GE Renewable Energy and the UK’s Offshore Renewable Energy (ORE) Catapult have signed a five-year research and development agreement to test and develop next-generation offshore wind technologies.
“This collaboration is great news and highlights our world-class research and testing facilities,” said UK Government Energy & Clean Growth Minister Claire Perry. “Through our Industrial Strategy, we are making the UK a global leader in renewables, including offshore wind, with more support available than any other country in the world.”
Perry added: “With 22% of all investment in European wind projects coming to the UK, the offshore wind industry is exceptionally well placed to boost supplies of homegrown clean energy whilst growing new jobs and opportunities.”
GE’s recently announced Haliade-X 12-MW offshore wind turbine and existing Haliade 150-6-MW will undergo advanced test and demonstration programs that accurately replicate real-world operating conditions to enhance performance and reliability. Testing will take place at ORE Catapult’s 15-MW powertrain test facility in Blyth, Northumberland.
“This is an important agreement because it will enable us to prove Haliade-X in a faster way by putting it under controlled and extreme conditions,” said John Lavelle, President & CEO of GE’s Offshore Wind business. “Traditional testing methods rely on local wind conditions and therefore have limited repeatability for testing. By using ORE Catapult’s facilities and expertise, we will be in a better position to adapt our technology in a shortened time, reduce unplanned maintenance, increase availability and power output, while introducing new features to meet customers’ demands.”
Research and development activities will include cooling technologies, converters, loading conditions across mechanical and electrical components, grid testing and design validation. This collaboration will drive technology improvements that will also help to develop the UK supply chain and increase access to demonstration opportunities for innovative small businesses.
“This five-year collaborative program with GE Renewable Energy is a testament to the Catapult’s world-class engineering, research and development capabilities across all aspects of wind turbine development and performance,” added ORE Catapult Chief Executive, Andrew Jamieson. “By working closely together in areas such as powertrains, blades and electrical infrastructure, we look forward to helping GE to both enhance their existing portfolio and bring new products and services to the offshore wind market, while simultaneously generating significant economic growth opportunities in the UK.”

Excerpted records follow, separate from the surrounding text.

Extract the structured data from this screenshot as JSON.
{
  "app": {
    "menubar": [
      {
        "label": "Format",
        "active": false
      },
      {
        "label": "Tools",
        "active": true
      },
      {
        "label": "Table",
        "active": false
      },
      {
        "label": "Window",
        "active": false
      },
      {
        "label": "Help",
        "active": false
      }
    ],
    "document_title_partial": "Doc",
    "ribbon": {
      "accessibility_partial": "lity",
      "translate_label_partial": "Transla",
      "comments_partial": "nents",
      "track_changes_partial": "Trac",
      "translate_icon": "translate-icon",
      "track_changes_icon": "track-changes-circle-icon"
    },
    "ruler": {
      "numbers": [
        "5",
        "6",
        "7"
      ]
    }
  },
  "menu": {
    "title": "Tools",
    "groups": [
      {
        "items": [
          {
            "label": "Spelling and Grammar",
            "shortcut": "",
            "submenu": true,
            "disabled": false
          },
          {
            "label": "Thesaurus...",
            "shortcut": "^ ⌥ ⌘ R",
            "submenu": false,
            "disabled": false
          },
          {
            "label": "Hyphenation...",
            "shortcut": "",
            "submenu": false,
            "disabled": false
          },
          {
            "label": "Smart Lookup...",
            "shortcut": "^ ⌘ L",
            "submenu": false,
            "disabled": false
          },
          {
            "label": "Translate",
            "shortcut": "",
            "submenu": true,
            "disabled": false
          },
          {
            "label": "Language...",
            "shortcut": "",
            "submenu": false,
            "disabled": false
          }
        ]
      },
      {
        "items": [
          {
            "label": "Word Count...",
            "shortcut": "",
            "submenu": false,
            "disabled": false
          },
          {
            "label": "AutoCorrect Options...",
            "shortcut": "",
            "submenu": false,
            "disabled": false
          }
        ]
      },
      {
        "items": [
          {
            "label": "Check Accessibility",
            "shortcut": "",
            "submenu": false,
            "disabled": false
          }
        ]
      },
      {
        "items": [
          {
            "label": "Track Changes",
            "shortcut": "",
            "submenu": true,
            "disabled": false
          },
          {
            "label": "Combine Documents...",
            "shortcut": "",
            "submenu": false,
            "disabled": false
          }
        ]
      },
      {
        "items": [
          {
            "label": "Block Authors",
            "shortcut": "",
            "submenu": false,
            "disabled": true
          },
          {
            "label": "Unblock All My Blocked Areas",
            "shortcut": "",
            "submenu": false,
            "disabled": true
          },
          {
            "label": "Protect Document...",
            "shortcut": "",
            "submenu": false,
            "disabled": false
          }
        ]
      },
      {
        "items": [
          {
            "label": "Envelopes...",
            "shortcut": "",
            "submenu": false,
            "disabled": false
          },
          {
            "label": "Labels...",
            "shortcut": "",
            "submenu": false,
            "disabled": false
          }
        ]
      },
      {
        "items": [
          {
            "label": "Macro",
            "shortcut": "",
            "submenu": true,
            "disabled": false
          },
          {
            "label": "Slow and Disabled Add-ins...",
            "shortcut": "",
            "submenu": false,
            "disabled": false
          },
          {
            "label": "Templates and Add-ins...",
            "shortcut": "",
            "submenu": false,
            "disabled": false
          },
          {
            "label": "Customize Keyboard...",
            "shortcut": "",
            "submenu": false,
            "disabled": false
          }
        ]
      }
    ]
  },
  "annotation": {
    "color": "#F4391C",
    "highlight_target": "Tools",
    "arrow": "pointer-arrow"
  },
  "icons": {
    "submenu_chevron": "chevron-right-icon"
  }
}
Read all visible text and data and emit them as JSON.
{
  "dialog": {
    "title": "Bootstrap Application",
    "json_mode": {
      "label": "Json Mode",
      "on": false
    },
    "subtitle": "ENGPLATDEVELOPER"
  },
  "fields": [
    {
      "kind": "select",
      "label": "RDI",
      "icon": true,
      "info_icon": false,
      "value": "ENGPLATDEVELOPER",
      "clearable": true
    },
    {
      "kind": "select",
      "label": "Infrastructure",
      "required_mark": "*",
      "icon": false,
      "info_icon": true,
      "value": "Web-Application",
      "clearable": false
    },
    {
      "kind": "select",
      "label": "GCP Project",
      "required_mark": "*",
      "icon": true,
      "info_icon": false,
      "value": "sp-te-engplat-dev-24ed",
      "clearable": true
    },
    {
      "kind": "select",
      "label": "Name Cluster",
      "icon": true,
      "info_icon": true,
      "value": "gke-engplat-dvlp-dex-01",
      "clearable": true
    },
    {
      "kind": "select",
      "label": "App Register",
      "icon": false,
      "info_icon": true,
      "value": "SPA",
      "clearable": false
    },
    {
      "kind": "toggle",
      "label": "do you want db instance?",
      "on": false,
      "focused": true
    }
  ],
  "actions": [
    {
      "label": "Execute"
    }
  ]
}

In addition to the R&D activities, the agreement also includes a £6 million (US$ 8.5 million) combined investment with Innovate UK and the European Regional Development Fund (ERDF) to install the world’s largest and most powerful grid emulation system at the Catapult’s National Renewable Energy Centre in Blyth. Supplied by GE Power, Grid Emulation, in conjunction with the Catapult’s powertrain test facilities, will enable the partners, UK companies, and researchers to better assess the interaction between the next generation of large-scale wind turbines and the electrical distribution network in the most challenging environments.
Filed Under: News, Offshore wind, Projects
George Fleming says
Oh, ye who put your faith in the monumental folly of direct drive. Dirty power, tremendous tower top weight, reliant on the volatile and uncertain rare earth supply, huge generator that is extremely expensive and difficult to seal against the atmosphere, a critical problem at sea.
I predict that this turbine will sink GE. They will deserve it.